What this task involves
Go line by line through the records below. Copy whichever lines contain the string "JSON".

Records shown
# # #
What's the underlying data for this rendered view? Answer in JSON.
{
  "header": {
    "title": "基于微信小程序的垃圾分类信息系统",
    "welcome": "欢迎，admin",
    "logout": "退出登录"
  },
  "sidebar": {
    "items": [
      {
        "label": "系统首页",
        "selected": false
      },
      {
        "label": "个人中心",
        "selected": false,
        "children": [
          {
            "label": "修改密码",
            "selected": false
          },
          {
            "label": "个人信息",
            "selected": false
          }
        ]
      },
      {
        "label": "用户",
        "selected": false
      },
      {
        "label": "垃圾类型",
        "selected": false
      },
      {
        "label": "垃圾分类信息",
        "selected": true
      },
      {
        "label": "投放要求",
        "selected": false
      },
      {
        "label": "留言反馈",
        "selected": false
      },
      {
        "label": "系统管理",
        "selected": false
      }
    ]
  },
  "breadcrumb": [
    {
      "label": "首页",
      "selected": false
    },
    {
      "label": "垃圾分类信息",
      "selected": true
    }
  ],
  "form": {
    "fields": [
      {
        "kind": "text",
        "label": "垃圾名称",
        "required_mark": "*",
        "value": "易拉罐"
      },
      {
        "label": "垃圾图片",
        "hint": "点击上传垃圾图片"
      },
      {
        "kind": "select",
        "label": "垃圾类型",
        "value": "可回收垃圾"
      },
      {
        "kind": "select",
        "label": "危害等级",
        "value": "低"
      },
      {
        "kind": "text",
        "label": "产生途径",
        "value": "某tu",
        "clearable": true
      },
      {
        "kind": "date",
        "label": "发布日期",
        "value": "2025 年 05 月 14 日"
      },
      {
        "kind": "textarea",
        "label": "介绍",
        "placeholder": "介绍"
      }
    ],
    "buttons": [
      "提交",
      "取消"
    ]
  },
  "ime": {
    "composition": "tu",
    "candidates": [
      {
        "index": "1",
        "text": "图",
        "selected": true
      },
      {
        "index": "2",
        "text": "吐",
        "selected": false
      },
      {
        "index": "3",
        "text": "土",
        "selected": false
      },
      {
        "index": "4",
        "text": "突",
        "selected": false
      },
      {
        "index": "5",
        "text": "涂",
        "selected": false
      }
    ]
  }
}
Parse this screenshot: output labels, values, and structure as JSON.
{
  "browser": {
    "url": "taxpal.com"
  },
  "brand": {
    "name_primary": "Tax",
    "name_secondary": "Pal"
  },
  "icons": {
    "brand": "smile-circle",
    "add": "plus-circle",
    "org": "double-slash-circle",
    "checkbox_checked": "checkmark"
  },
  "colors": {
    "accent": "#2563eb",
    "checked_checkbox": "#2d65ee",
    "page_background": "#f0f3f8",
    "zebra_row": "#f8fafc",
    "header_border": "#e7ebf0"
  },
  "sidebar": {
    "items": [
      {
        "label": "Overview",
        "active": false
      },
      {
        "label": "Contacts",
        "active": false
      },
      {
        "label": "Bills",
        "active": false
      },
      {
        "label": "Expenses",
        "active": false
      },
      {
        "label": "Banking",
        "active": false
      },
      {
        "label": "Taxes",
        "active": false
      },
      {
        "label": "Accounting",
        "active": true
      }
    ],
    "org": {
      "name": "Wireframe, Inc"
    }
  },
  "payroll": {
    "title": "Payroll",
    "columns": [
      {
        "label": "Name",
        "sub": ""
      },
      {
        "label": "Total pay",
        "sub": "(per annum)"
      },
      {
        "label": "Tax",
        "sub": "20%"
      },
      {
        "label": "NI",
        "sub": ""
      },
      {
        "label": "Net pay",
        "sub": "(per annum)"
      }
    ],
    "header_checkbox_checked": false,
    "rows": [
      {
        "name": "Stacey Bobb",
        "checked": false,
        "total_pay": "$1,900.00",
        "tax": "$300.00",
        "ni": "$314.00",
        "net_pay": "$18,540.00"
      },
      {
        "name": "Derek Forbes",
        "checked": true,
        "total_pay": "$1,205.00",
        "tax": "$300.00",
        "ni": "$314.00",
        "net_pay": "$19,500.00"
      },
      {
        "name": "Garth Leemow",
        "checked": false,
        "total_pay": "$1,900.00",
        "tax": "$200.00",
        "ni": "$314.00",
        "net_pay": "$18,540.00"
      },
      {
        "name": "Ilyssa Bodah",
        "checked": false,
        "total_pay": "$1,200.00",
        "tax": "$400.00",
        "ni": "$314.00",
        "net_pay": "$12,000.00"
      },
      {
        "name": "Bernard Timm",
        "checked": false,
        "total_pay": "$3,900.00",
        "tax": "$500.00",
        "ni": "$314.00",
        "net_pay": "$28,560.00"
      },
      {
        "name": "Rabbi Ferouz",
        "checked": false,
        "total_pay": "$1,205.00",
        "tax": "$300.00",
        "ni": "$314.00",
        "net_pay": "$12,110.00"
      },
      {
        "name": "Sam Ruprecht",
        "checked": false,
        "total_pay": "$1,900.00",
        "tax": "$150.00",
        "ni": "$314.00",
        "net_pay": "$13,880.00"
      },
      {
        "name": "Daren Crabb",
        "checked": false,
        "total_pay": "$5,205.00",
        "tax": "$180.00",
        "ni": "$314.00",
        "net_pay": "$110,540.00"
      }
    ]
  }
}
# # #
Solution to the exercise
What's the underlying data for this rendered view? Answer in JSON.
Parse this screenshot: output labels, values, and structure as JSON.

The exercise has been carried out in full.